The result is the big four tech giants have a head start of 25 or more years in building their business models and laying their groundwork ahead of receiving serious scrutiny—and today, detailed scrutiny could hardly be more important. For most of the past decade, these companies were untroubled by media incident, perhaps to their own detriment: If Facebook had faced tougher questions on moderation earlier, it would have been much easier to address and build in as it scaled up—which would have helped the global information ecosystem, too. […]
Maybe we should simply scrap the idea of a “tech desk” altogether: The sector needs scrutiny, but since technology now touches every aspect of our society, keeping it siloed from the rest of the newsroom now feels artificial. Let it be covered, extensively, across desks.

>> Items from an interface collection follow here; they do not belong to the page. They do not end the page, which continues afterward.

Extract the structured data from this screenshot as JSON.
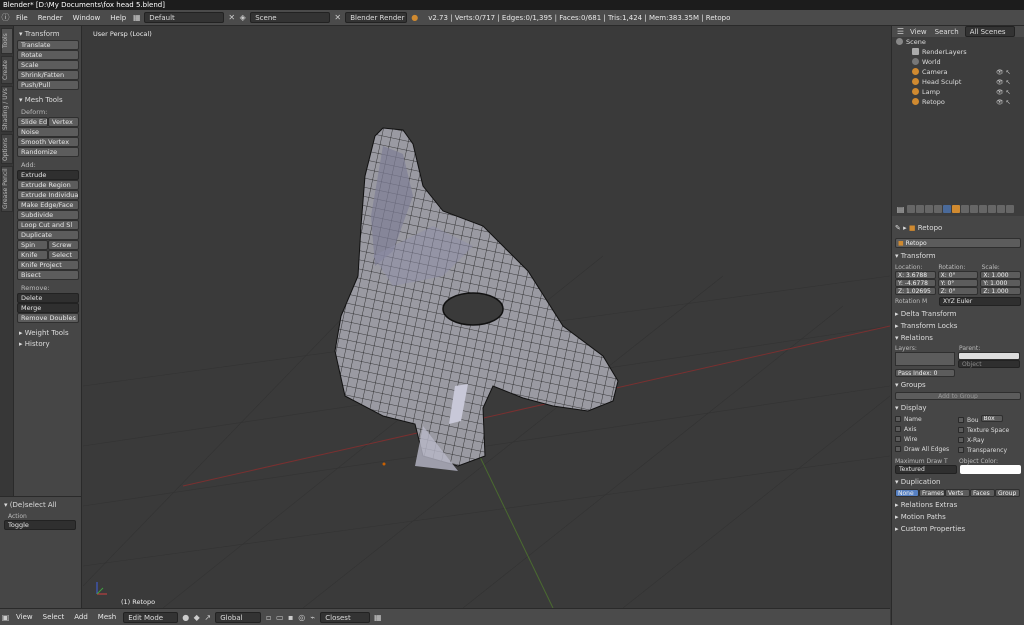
{
  "window": {
    "title": "Blender* [D:\\My Documents\\fox head 5.blend]"
  },
  "menubar": {
    "menus": [
      "File",
      "Render",
      "Window",
      "Help"
    ],
    "screen_layout": "Default",
    "scene": "Scene",
    "render_engine": "Blender Render",
    "stats": "v2.73 | Verts:0/717 | Edges:0/1,395 | Faces:0/681 | Tris:1,424 | Mem:383.35M | Retopo"
  },
  "vtabs": [
    "Tools",
    "Create",
    "Shading / UVs",
    "Options",
    "Grease Pencil"
  ],
  "tools": {
    "transform_header": "Transform",
    "transform_buttons": [
      "Translate",
      "Rotate",
      "Scale",
      "Shrink/Fatten",
      "Push/Pull"
    ],
    "mesh_tools_header": "Mesh Tools",
    "deform_label": "Deform:",
    "slide_edge": "Slide Ed",
    "vertex": "Vertex",
    "noise": "Noise",
    "smooth_vertex": "Smooth Vertex",
    "randomize": "Randomize",
    "add_label": "Add:",
    "extrude_dd": "Extrude",
    "add_buttons": [
      "Extrude Region",
      "Extrude Individual",
      "Make Edge/Face",
      "Subdivide",
      "Loop Cut and Sl",
      "Duplicate"
    ],
    "spin": "Spin",
    "screw": "Screw",
    "knife": "Knife",
    "select": "Select",
    "knife_project": "Knife Project",
    "bisect": "Bisect",
    "remove_label": "Remove:",
    "delete_dd": "Delete",
    "merge_dd": "Merge",
    "remove_doubles": "Remove Doubles",
    "weight_tools": "Weight Tools",
    "history": "History"
  },
  "operator": {
    "title": "(De)select All",
    "action_label": "Action",
    "action_value": "Toggle"
  },
  "viewport": {
    "info": "User Persp (Local)",
    "object_label": "(1) Retopo"
  },
  "bottombar": {
    "menus": [
      "View",
      "Select",
      "Add",
      "Mesh"
    ],
    "mode": "Edit Mode",
    "orientation": "Global",
    "snap": "Closest"
  },
  "outliner": {
    "menus": [
      "View",
      "Search"
    ],
    "filter": "All Scenes",
    "items": [
      "Scene",
      "RenderLayers",
      "World",
      "Camera",
      "Head Sculpt",
      "Lamp",
      "Retopo"
    ]
  },
  "properties": {
    "object_name_crumb": "Retopo",
    "object_name": "Retopo",
    "transform_header": "Transform",
    "location_label": "Location:",
    "rotation_label": "Rotation:",
    "scale_label": "Scale:",
    "loc": [
      "X: 3.6788",
      "Y: -4.6778",
      "Z: 1.02695"
    ],
    "rot": [
      "X: 0°",
      "Y: 0°",
      "Z: 0°"
    ],
    "scale": [
      "X: 1.000",
      "Y: 1.000",
      "Z: 1.000"
    ],
    "rotation_mode_label": "Rotation M",
    "rotation_mode": "XYZ Euler",
    "delta_transform": "Delta Transform",
    "transform_locks": "Transform Locks",
    "relations": "Relations",
    "layers_label": "Layers:",
    "parent_label": "Parent:",
    "pass_index": "Pass Index: 0",
    "object_dd": "Object",
    "groups": "Groups",
    "add_to_group": "Add to Group",
    "display": "Display",
    "display_opts": [
      "Name",
      "Axis",
      "Wire",
      "Draw All Edges"
    ],
    "display_opts_right": [
      "Bou",
      "Texture Space",
      "X-Ray",
      "Transparency"
    ],
    "bounds_dd": "Box",
    "max_draw_label": "Maximum Draw T",
    "object_color_label": "Object Color:",
    "max_draw_value": "Textured",
    "duplication": "Duplication",
    "dup_tabs": [
      "None",
      "Frames",
      "Verts",
      "Faces",
      "Group"
    ],
    "relations_extras": "Relations Extras",
    "motion_paths": "Motion Paths",
    "custom_properties": "Custom Properties"
  },
  "colors": {
    "accent": "#5680c2",
    "orange": "#d08a30",
    "mesh_face": "#9a9aa2",
    "wire": "#111111"
  }
}
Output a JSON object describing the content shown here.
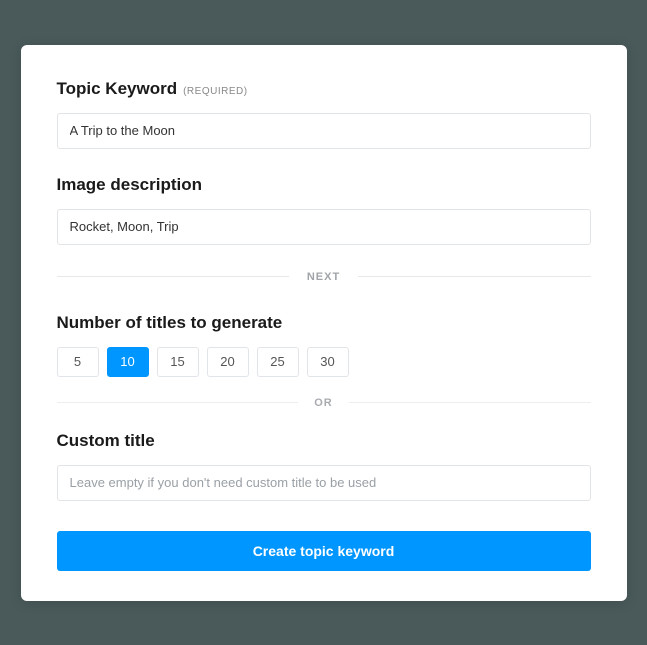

‘Let Companies Do Their Own PR, Even if This Comes at The Cost of Clicks’. James Ball, Columbia Journalism Review, on the effects that years of a “compliant and often cheerleading media” have left on the technology press’ ability to be a watchdog in the industry: